I like to think our tea room is a bit unique. Although it’s only open two days a week, the food doesn’t get rolled over. If it doesn’t sell, it gets eaten by us or given to the wildlife (foxy and badger do well). Now some argue this isn’t good for the accounts, but it’s better for the costumers and gives me loads of stuff to use for blogs. This week we had about 4 jackets left over on Sunday, so I decided to make some wedges. The only tricky bit was what to have with them.
Well, I’m a bit of a superstitious person. If I’m test flying I give the ground team my mobile and if I’m in London I always have champagne and chips with spicy mayo at Searcys at St Pancras Station. This started when I took and passed my first surgical exam!! With results of the second exam out and a pass achieved, I thought I might give making the spicy mayo a go. It’s flavoured with harissa and amazing with chips and a glass of Verve.
- 1 egg yolk
- 125ml olive oil
- 1/2 teaspoon White wine vinegar
- Salt & pepper
- 1 teaspoon each of caraway, cumin and coriander seeds
- 2 teaspoons chilli flakes
- 2 cloves fresh garlic
- Jacket potatoes – for the wedges
Start by checking you have all the ingredients ready and also a friend on hand to help. Luckily dad’s around.
Start by separating the egg, you only need the yolk so you can either throw away the white or use it in something else. Transfer this to a bowl and gently whisk to break up. Now the fun begins, add the oil a drop at a time and whisk till fully mixed.

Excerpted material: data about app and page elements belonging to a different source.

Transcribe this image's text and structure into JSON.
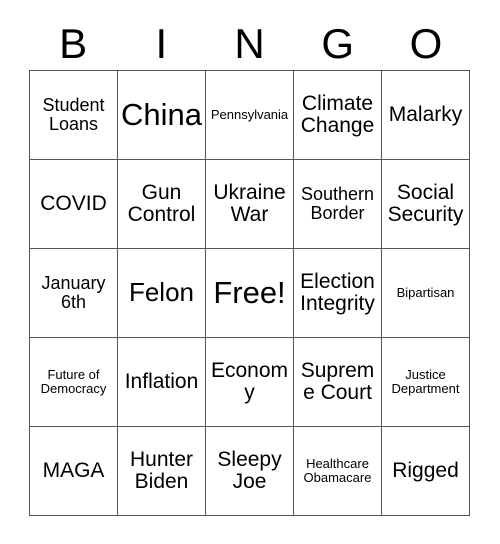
{
  "card": {
    "title_letters": [
      "B",
      "I",
      "N",
      "G",
      "O"
    ],
    "rows": [
      [
        {
          "label": "Student Loans",
          "size": "sm"
        },
        {
          "label": "China",
          "size": "xl"
        },
        {
          "label": "Pennsylvania",
          "size": "xs"
        },
        {
          "label": "Climate Change",
          "size": "md"
        },
        {
          "label": "Malarky",
          "size": "md"
        }
      ],
      [
        {
          "label": "COVID",
          "size": "md"
        },
        {
          "label": "Gun Control",
          "size": "md"
        },
        {
          "label": "Ukraine War",
          "size": "md"
        },
        {
          "label": "Southern Border",
          "size": "sm"
        },
        {
          "label": "Social Security",
          "size": "md"
        }
      ],
      [
        {
          "label": "January 6th",
          "size": "sm"
        },
        {
          "label": "Felon",
          "size": "lg"
        },
        {
          "label": "Free!",
          "size": "xl"
        },
        {
          "label": "Election Integrity",
          "size": "md"
        },
        {
          "label": "Bipartisan",
          "size": "xs"
        }
      ],
      [
        {
          "label": "Future of Democracy",
          "size": "xs"
        },
        {
          "label": "Inflation",
          "size": "md"
        },
        {
          "label": "Economy",
          "size": "md"
        },
        {
          "label": "Supreme Court",
          "size": "md"
        },
        {
          "label": "Justice Department",
          "size": "xs"
        }
      ],
      [
        {
          "label": "MAGA",
          "size": "md"
        },
        {
          "label": "Hunter Biden",
          "size": "md"
        },
        {
          "label": "Sleepy Joe",
          "size": "md"
        },
        {
          "label": "Healthcare Obamacare",
          "size": "xs"
        },
        {
          "label": "Rigged",
          "size": "md"
        }
      ]
    ]
  },
  "colors": {
    "background": "#ffffff",
    "text": "#000000",
    "border": "#555555"
  }
}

Mayo at this point will split if you add the oil too fast and it doesn’t get incorporated. You can save it by adding another egg yolk if it does split.
Continue adding the oil a drop at a time (hence the need for dad) until the mix starts to thicken up. Then add the vinegar – it helps to stabilise the mayo.
Now, using your assistant again add the remaining oil in a continuous slow stream whilst frantically whisking. What results is homemade mayo – you can add some mustard, salt and pepper to make lively normal mayo or……..add harissa paste to make something special.
Harissa is sort of like a spicy North African ketchup alternative. It’s made by combining Caraway, Cumin and coriander seeds and gently toasting in a dry pan for a couple of minutes. These are then added to the chilli and ground up in a pestle and mortar.
Then add the finely chopped garlic and grind again in the trusty pestle and mortar. You can add a bit of oil to form a paste at the end.
All that remains is to combine the mayo with the Harissa paste and fold together.
Make a few wedges with the left over jacket potatoes by chopping into 8 and cooking on the Aga in a bit of oil. Season with some salt and pepper.
Serve the wedges with a little ramekin of the mayo, a few olives and some perfectly chilled champagne (Jennie gets Verve, Alice-Moet, Holly edged towards Rothschild but when it’s just me – Pommery)